God does not meet directly with Joseph, for the emphasis in the Joseph story is on the guidance of the Spirit. The third promise was that the family of Abraham would bless all nations, and this theme is paramount in the Joseph narrative. As before, it appears that this cannot happen. The righteous Joseph is rejected by his brothers, and then enslaved and eventually imprisoned by the Gentiles. Yet, through the wisdom of the Spirit this situation is completely reversed. Joseph becomes ruler of Egypt in all but name. All nations are blessed by him, and through wisdom and craft he brings his brothers to repentance, so that they are blessed as well. Blessing is something that comes with time, and Joseph’s Spirit-given wisdom makes him a lord of time. His first dreams unfolded a future in which his father, mother, and brothers would depend on him. He interpreted the future for the cupbearer and baker in prison, and for Pharaoh regarding fourteen future years of plenty and famine.

There is much more to be said about these themes, but we must draw this brief essay to a close. The programme of discipleship through which God put the patriarchs discloses to us a pattern that we should take to heart. Before outward blessing and political influence must come the establishment of a people, a "land," as it were. And before a people can be established, individual persons must be discipled by spiritual fathers. Thus, before national influence must come the restoration of the Church as a visible entity, and the Church cannot become a visible "land" entity until the people in the Church have been discipled.

Man’s original sin took place where the process begins. He did not defile the land, nor did he try to set in motion a false future; rather, he ate forbidden food. The sin, located at the primal point of personhood, had the effect of alienating man from the land and of setting in motion an evil future. But the fountain of these outflows was the sin of defiling one’s person. Rebellion against the Father was the primal sin, though it entailed rebellion against the Son (land) and Spirit (future) also.

For restoration to take place, that sin has to be rejected and killed. The original man, now defiled, must die and be resurrected as a new man, to begin the history anew. This is the meaning of blood sacrifices, and is why the killing of a representative animal has to come before human history can begin anew, which is why every new covenant and every victory in the Bible begins with an animal sacrifice. Yet, because the sinful man is not adequate as a sacrifice, a sinless man is needed. Only because the sinless man is sacrificed can sinful man participate in that sacrifice and get a new beginning.

This is why the Abraham story, which is about the beginning, the new person, is a story replete with sacrifices, culminating in the call to sacrifice Isaac. With Jacob we come to a story of organizing the new people into a community, the Church as it were; while with Joseph we see the Church having influence and being a blessing to all nations. Blood sacrifices play no part in the stories of Jacob and Joseph, though doubtless both men offered them.

Practically speaking, then, we need first the restoration of full and sound Bible teaching, and participation in the sacrifice of Christ through the sacrament of the Lord’s Supper.
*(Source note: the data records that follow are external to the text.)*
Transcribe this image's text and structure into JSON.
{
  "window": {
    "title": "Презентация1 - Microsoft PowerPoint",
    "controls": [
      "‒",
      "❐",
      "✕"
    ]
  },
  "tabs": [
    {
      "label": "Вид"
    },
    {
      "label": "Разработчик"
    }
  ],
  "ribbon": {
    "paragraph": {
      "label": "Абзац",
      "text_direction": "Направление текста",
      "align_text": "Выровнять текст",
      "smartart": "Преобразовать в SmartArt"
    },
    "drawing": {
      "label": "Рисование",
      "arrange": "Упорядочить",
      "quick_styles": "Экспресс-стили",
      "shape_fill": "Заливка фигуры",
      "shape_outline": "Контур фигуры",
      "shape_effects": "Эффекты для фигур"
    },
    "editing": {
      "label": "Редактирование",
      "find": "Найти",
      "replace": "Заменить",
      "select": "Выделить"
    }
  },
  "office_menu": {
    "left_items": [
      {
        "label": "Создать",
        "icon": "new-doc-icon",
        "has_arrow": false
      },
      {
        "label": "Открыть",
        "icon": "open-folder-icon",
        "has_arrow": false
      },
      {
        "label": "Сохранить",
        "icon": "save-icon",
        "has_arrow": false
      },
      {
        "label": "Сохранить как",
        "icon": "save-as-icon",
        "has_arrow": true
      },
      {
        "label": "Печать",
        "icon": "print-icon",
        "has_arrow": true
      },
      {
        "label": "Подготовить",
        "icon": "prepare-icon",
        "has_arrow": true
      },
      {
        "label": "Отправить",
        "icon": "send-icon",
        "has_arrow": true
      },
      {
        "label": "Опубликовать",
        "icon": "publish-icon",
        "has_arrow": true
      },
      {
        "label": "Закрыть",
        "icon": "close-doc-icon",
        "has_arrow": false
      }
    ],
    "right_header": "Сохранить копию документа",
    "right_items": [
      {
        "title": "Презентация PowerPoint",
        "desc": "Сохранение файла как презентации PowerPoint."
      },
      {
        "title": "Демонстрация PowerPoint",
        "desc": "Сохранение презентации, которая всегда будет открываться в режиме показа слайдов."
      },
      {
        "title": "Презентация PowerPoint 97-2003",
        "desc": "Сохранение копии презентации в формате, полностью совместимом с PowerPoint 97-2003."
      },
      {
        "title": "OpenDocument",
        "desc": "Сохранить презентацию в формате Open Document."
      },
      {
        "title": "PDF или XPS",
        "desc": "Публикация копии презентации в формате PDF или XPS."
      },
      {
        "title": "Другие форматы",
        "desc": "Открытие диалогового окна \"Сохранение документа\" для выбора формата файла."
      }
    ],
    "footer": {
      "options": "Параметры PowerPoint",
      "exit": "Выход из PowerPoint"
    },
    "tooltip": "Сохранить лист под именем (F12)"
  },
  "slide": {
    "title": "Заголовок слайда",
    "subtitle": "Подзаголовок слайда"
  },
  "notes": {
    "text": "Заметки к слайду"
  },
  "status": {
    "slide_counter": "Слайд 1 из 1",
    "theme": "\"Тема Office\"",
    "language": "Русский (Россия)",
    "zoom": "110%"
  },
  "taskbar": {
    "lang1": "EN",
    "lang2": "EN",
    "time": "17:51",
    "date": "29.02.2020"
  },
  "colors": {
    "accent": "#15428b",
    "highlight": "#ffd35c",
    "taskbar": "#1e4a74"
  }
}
Only on this foundation can the government and organization, the visibility, of the Church be restored. And only when that happens can Christendom become a blessing to any nation.